[Data records for software interfaces]
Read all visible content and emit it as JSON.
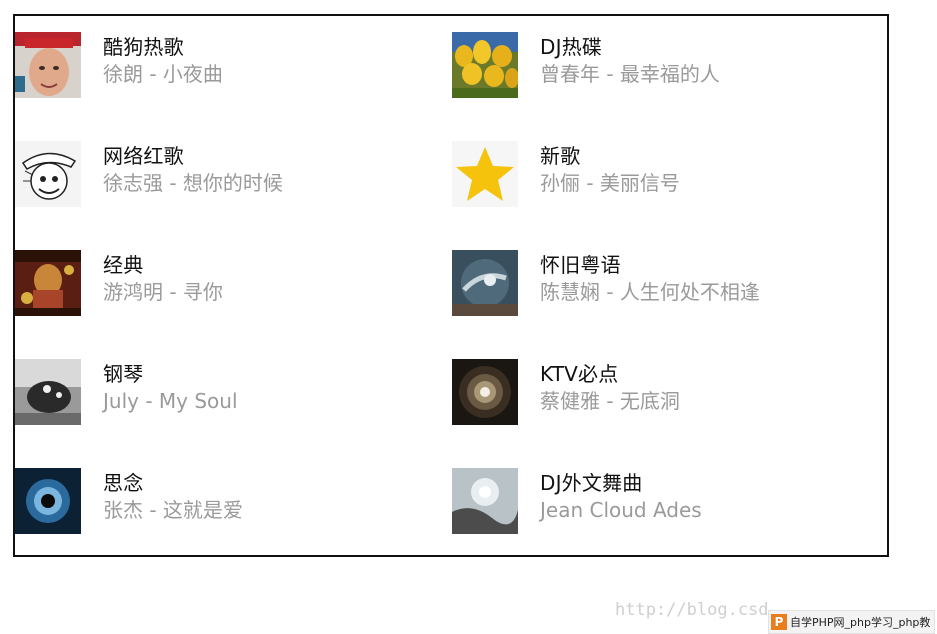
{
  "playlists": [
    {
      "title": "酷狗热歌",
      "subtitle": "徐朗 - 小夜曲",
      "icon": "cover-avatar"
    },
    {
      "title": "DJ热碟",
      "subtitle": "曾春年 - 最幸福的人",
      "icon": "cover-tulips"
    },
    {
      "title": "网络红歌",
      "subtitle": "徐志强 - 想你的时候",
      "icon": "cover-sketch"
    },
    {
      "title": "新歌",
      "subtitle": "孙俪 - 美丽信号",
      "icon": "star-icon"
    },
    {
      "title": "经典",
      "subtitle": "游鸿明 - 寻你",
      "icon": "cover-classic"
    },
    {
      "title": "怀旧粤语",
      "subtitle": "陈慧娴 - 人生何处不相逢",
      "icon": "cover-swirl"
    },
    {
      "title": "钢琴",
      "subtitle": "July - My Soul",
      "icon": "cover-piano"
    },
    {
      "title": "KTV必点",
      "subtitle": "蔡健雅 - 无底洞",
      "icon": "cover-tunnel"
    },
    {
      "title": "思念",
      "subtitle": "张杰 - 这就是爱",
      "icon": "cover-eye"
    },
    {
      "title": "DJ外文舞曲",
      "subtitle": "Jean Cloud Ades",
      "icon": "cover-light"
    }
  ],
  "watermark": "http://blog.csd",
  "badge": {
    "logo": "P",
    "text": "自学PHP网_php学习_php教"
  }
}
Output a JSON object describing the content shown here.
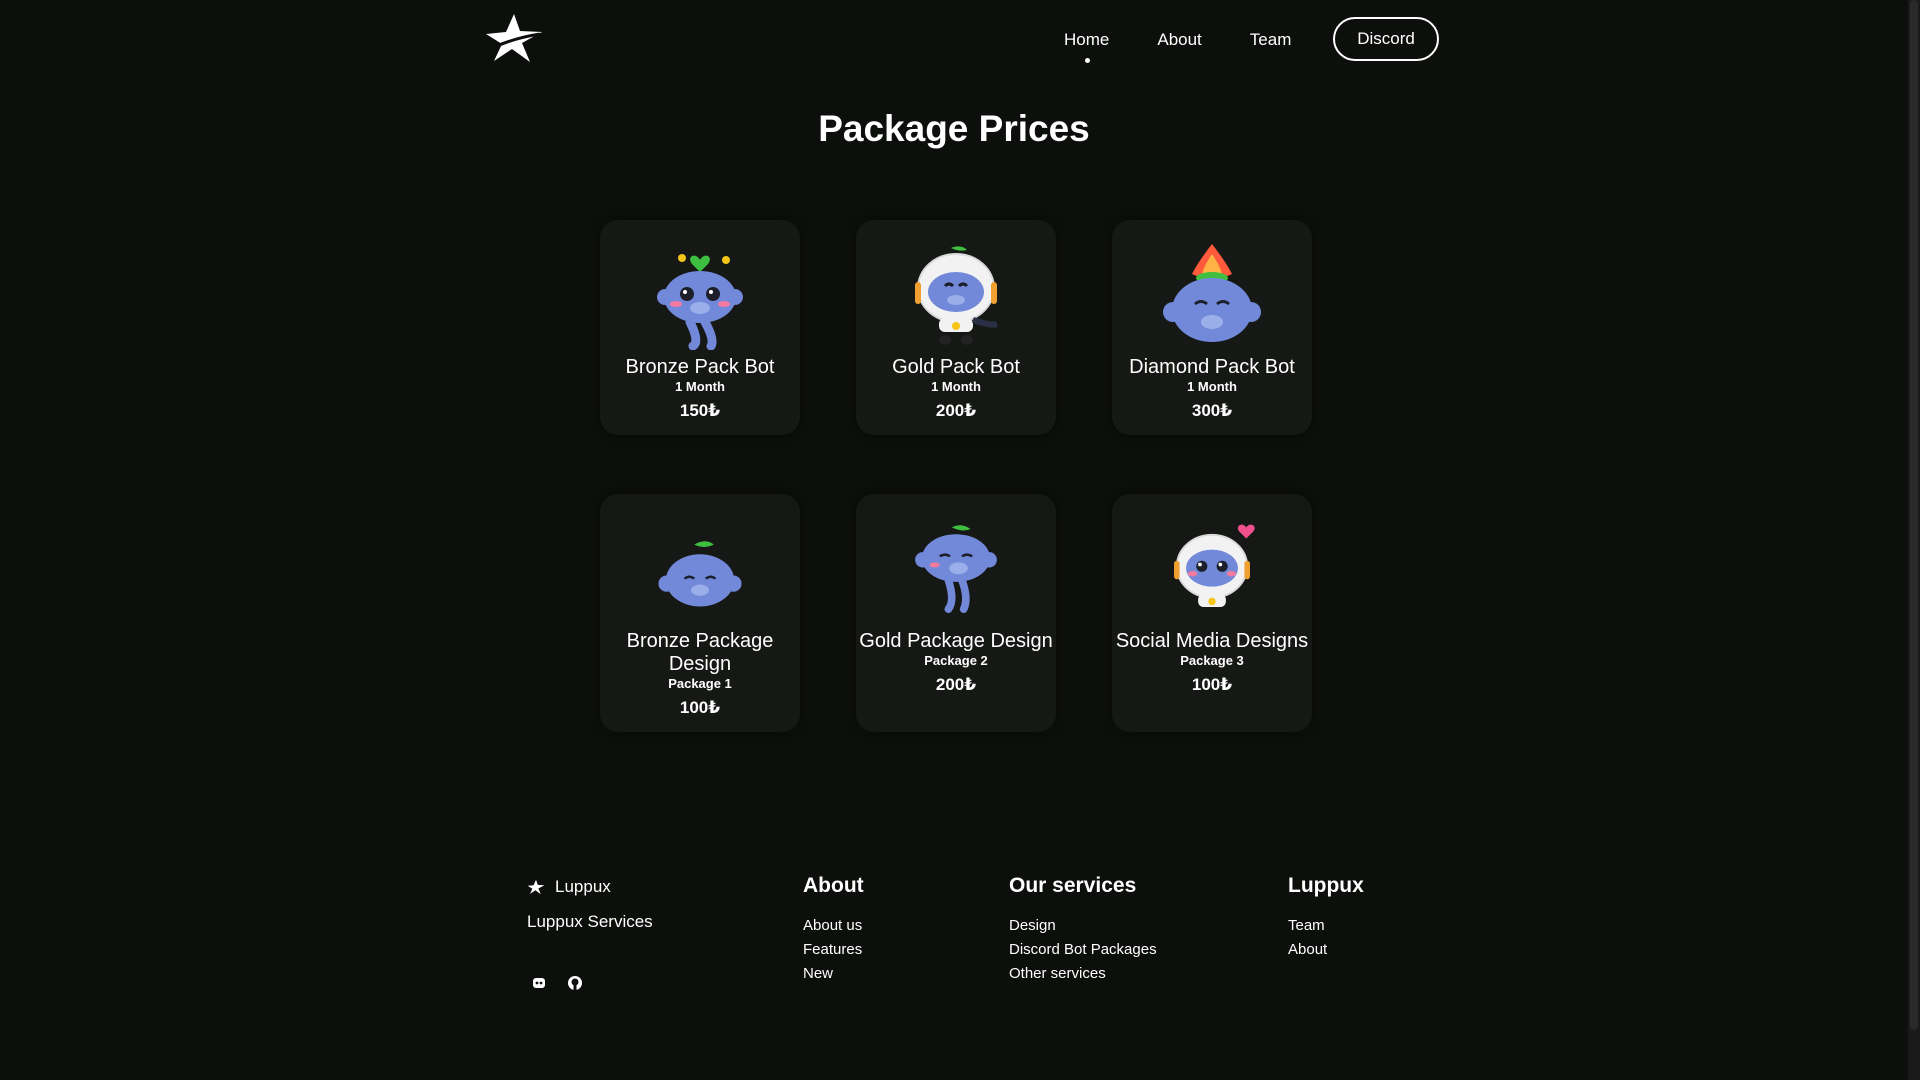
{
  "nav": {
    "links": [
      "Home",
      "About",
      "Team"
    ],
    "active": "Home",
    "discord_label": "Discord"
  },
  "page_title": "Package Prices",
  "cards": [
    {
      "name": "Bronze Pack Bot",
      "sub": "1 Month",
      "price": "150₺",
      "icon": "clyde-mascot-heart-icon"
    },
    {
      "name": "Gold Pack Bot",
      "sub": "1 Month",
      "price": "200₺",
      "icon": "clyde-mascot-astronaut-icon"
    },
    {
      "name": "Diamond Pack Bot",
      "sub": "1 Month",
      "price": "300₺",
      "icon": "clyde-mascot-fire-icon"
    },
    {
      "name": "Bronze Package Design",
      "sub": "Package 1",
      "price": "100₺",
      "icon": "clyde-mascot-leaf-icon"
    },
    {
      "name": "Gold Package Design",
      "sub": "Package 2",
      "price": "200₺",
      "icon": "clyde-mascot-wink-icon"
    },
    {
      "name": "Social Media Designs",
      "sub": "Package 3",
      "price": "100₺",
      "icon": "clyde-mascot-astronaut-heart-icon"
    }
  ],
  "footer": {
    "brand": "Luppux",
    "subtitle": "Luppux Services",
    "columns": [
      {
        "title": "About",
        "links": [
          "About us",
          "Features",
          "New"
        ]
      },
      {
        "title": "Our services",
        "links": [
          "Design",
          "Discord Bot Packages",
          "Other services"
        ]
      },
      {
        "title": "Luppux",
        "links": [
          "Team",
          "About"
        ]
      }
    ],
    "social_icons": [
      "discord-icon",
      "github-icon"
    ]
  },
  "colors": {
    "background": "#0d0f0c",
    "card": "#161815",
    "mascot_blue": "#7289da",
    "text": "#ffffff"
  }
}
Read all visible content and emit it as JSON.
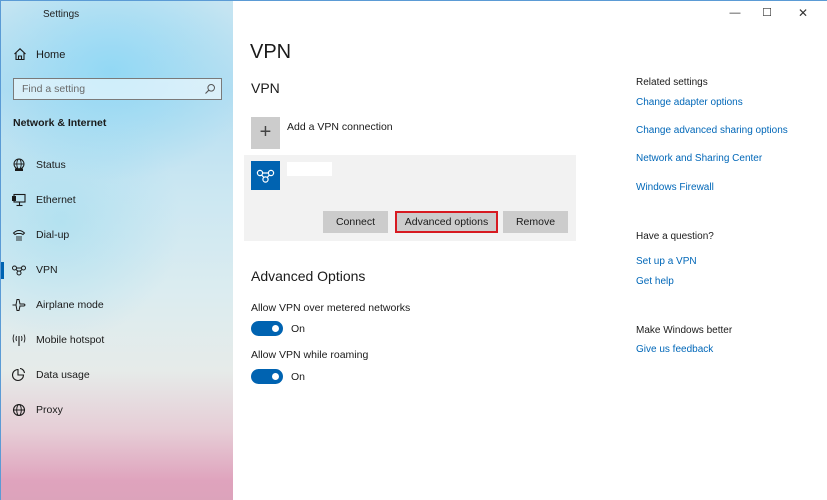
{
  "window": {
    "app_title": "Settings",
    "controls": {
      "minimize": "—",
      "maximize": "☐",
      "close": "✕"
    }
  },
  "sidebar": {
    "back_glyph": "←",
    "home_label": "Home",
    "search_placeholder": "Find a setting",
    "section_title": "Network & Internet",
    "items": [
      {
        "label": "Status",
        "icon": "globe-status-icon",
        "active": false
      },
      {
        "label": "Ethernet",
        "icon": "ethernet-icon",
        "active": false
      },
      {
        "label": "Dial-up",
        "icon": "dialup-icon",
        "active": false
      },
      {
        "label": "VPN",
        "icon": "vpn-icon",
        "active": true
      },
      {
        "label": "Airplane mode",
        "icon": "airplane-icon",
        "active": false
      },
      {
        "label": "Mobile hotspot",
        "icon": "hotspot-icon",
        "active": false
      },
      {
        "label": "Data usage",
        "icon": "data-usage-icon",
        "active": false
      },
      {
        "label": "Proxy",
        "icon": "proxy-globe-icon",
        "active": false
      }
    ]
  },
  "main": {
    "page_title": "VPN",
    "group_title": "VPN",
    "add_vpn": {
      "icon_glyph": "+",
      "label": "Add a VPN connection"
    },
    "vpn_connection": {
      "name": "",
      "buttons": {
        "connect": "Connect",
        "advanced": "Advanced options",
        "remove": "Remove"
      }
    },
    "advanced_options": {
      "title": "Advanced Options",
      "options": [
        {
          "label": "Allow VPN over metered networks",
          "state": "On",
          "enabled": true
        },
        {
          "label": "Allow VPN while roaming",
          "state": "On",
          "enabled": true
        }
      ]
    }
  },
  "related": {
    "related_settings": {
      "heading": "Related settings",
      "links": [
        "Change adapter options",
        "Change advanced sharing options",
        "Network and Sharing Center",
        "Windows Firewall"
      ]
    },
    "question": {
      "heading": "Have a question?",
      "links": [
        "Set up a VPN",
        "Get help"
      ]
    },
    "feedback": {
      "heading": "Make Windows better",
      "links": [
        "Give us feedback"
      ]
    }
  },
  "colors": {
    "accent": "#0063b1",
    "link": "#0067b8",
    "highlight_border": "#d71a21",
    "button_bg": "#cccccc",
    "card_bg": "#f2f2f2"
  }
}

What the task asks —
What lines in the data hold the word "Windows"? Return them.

Solution —
        "Windows Firewall"
      "heading": "Make Windows better",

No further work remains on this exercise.